Optimize for Omnichannel
It’s no longer just a matter of in-store or online; customers can choose to make a purchase in a browser or an app, with a payment form or a digital wallet… the list goes on. Part of keeping your customers happy — especially when their emotions are running higher than their credit card bills — means allowing them to use their preferred channels, and creating a consistent experience no matter their buyer journey.
Retailers optimizing the payment experience for omnichannel can’t afford to ignore the following:
- Digital wallets: Digital wallets, like Apple Pay and Android Pay, securely store users’ credit card, debit card, or bank account information. This allows consumers to easily authorize payments with one click, rather than entering long card numbers, expiration dates, or CVS codes. Studies have shown a 10% increase in the rate of completed transactions from online shoppers when digital wallets were accepted, proving how a faster checkout process is a win-win for consumers and brands.
- User-friendly payment forms: Mobile commerce is expected to account for nearly 35% of total e-commerce purchases this year. Simple payment forms can help make sure you’re capturing as many sales as possible across all touchpoints. These should match your overall branding and use responsive design, guiding customers seamlessly towards purchase whether they’re shopping online or in-app.
Anticipate Fraud Vulnerabilities
‘Tis the season. Due to increased traffic over the holidays, retailers are particularly vulnerable to everything from carding and transaction-based fraud to identity theft and security breaches. The NRF estimates that fraudulent returns cost American retailers over $2 billion dollars each holiday season.
The best defense is to have strong fraud prevention tools in place in time for the holidays. Some of these solutions — like address verification services (AVS) and card verification values (CVV) — are table stakes. Many payment processors also offer tokenization, a method of encrypting sensitive customer data to reduce the impact of a data breach.
Here are some more tools to consider this season:
- Velocity limits: defining limits that automatically flag a fraud risk if the value or frequency of transactions is above a predetermined level. If your largest order is usually around $5,000 and a purchase goes through for $20,000, chances are it’s fraudulent.
- IP filtering: using a filter to block transactions from an IP address that was previously used to carry out fraud. This way, you won’t get burned by the same card twice.
- Risk thresholds: establishing criteria to assign a risk score to each transaction so that you can quickly catch transactions that are potentially fraudulent, like those originating out of country.
These tools can minimize risk and reduce the number of lost sales from transactions that are incorrectly flagged as fraudulent.

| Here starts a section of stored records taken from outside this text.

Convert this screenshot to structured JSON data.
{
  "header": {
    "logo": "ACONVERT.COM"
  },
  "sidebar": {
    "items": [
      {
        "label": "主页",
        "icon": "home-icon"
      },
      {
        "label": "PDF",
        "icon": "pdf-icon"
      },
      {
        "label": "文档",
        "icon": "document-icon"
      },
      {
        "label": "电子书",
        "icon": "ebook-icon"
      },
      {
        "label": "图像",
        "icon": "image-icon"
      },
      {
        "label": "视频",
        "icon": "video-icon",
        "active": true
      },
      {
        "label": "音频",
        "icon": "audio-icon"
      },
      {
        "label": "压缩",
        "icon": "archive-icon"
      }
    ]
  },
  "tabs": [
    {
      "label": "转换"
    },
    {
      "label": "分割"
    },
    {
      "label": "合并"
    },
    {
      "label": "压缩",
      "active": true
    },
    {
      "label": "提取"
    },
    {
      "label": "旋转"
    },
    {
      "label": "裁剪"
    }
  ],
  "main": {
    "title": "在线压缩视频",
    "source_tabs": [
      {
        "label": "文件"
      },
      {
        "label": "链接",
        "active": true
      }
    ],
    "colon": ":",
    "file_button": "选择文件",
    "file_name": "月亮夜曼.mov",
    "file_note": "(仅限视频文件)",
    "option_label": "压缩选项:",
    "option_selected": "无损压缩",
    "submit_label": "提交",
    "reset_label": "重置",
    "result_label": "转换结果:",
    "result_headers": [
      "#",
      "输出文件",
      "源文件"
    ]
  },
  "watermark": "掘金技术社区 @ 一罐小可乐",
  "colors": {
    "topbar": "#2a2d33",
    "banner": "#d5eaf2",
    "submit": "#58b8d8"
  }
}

Whether it’s to add payment channels or combat fraud, a payment processor can help you prepare for the holidays. Don’t just survive the holidays — end Q4 on a high note and keep those profits rolling into the New Year.